■ **Task directions**
From the entries below, return every line that includes the word "JSON".

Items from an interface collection

· · · · · · ·

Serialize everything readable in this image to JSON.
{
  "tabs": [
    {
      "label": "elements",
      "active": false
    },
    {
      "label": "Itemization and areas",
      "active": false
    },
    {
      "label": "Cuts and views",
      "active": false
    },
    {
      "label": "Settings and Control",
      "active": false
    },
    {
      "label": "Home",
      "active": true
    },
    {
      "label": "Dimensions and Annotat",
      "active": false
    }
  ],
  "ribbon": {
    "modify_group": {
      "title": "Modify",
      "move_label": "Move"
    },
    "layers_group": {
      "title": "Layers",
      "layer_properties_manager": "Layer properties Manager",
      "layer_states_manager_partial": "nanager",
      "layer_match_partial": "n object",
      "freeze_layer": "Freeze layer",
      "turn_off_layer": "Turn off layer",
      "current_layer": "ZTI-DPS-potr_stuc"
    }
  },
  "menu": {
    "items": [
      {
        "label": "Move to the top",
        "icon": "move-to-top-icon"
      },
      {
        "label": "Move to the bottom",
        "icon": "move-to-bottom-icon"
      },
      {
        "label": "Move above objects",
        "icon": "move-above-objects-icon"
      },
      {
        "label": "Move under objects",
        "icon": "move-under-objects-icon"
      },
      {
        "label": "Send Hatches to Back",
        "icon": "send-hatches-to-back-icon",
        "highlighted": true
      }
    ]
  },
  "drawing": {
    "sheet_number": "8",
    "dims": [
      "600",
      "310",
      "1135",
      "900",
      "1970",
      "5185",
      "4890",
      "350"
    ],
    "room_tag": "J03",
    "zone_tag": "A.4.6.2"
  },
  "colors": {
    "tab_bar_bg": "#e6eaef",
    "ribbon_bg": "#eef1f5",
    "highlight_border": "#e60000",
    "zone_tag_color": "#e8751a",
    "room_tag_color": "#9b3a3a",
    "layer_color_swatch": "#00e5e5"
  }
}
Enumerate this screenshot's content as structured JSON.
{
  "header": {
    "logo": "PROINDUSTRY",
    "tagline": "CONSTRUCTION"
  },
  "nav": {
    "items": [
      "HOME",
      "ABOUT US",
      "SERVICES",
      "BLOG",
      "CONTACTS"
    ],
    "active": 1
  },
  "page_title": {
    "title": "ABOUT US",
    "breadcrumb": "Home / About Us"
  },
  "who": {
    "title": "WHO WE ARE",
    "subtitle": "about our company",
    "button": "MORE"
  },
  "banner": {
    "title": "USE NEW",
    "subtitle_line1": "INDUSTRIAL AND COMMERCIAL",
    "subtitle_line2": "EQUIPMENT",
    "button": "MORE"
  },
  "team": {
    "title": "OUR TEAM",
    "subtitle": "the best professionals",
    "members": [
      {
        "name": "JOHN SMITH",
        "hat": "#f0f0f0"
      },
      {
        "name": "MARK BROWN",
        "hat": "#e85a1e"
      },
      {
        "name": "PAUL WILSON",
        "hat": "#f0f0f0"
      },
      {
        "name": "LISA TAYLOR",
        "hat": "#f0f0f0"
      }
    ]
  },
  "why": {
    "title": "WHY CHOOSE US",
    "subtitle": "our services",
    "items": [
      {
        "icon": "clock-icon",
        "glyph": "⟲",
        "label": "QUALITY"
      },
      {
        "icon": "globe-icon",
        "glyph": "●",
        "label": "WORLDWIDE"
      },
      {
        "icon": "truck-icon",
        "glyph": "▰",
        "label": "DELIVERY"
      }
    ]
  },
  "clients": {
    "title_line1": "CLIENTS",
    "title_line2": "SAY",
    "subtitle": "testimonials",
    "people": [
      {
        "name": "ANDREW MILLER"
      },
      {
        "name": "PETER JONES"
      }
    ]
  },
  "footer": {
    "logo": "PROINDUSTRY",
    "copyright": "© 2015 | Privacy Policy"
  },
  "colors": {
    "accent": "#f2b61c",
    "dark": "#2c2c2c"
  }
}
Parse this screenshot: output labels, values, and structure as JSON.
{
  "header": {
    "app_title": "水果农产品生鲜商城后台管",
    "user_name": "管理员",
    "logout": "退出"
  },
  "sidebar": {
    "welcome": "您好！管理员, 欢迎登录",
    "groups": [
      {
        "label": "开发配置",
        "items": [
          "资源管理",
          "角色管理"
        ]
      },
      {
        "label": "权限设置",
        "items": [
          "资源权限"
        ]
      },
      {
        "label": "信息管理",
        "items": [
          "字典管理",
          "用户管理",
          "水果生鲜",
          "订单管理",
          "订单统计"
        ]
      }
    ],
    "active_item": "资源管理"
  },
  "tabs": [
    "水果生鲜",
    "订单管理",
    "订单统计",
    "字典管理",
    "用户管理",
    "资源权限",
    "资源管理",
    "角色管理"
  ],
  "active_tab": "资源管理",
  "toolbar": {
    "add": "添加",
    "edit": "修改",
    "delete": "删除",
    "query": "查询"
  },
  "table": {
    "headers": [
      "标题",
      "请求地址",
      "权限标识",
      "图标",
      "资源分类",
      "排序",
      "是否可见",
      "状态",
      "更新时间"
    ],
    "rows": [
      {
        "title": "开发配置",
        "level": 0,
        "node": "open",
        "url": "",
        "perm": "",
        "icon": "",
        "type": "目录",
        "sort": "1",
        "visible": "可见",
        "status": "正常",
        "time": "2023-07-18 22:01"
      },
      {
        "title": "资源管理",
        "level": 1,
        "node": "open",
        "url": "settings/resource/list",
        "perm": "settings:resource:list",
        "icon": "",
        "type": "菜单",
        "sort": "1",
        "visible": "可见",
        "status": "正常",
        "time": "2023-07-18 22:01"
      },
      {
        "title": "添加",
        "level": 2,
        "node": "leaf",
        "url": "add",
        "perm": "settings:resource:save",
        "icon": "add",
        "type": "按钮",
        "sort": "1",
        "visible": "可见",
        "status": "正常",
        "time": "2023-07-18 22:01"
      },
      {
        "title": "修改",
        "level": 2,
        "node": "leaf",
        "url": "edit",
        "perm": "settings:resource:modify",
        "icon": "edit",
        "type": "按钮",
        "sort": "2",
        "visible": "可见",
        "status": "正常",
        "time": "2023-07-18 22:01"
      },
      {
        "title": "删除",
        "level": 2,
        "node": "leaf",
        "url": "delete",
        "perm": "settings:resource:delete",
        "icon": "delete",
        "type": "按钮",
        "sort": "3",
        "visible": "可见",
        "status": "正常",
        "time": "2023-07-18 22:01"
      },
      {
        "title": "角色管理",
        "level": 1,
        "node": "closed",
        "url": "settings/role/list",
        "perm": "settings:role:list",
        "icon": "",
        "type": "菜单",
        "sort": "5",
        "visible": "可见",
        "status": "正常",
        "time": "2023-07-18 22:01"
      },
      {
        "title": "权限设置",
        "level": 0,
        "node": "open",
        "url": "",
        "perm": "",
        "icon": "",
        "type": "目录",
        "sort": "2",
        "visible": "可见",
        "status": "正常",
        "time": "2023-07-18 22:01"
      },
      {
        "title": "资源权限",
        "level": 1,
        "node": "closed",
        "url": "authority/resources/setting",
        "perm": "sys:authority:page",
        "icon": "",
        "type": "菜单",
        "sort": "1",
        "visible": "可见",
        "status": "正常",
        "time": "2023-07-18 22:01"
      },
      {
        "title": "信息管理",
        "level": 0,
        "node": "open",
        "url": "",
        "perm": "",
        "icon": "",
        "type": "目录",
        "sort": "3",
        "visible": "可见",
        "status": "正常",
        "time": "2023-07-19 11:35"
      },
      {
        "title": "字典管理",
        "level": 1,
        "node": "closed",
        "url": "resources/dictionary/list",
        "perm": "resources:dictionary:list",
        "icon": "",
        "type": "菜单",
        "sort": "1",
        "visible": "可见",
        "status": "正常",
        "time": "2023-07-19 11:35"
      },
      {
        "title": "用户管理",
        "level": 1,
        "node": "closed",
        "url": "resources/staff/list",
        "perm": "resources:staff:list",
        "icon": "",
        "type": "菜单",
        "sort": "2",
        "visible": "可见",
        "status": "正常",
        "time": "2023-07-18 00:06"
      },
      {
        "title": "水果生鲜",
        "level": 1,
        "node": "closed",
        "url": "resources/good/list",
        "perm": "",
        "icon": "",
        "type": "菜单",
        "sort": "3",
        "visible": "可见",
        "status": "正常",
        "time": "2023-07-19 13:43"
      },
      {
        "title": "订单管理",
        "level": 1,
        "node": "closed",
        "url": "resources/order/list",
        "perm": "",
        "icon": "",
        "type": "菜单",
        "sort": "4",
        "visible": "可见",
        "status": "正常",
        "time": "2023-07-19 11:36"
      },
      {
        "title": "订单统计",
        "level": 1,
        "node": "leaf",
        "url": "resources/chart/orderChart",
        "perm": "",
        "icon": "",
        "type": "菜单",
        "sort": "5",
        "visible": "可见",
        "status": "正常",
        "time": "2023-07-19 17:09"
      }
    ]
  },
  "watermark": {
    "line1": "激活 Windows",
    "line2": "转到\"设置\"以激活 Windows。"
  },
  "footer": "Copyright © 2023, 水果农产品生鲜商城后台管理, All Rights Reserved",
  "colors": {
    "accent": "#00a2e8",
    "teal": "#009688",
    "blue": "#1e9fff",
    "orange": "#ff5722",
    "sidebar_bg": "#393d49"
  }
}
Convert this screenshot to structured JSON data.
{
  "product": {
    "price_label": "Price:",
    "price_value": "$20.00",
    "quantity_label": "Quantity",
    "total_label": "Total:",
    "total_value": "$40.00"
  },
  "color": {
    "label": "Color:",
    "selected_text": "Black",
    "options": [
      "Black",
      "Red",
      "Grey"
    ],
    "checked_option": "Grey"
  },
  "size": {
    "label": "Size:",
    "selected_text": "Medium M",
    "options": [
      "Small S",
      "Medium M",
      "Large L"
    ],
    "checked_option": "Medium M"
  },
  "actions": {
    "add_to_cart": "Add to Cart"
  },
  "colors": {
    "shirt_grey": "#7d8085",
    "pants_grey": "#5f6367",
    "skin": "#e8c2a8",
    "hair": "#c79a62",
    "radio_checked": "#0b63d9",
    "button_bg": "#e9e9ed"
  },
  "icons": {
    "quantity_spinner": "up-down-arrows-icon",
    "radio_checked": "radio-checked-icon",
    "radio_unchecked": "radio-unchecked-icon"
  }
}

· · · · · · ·

■ **Exercise output**
Serialize everything readable in this image to JSON.
Enumerate this screenshot's content as structured JSON.
Parse this screenshot: output labels, values, and structure as JSON.
Convert this screenshot to structured JSON data.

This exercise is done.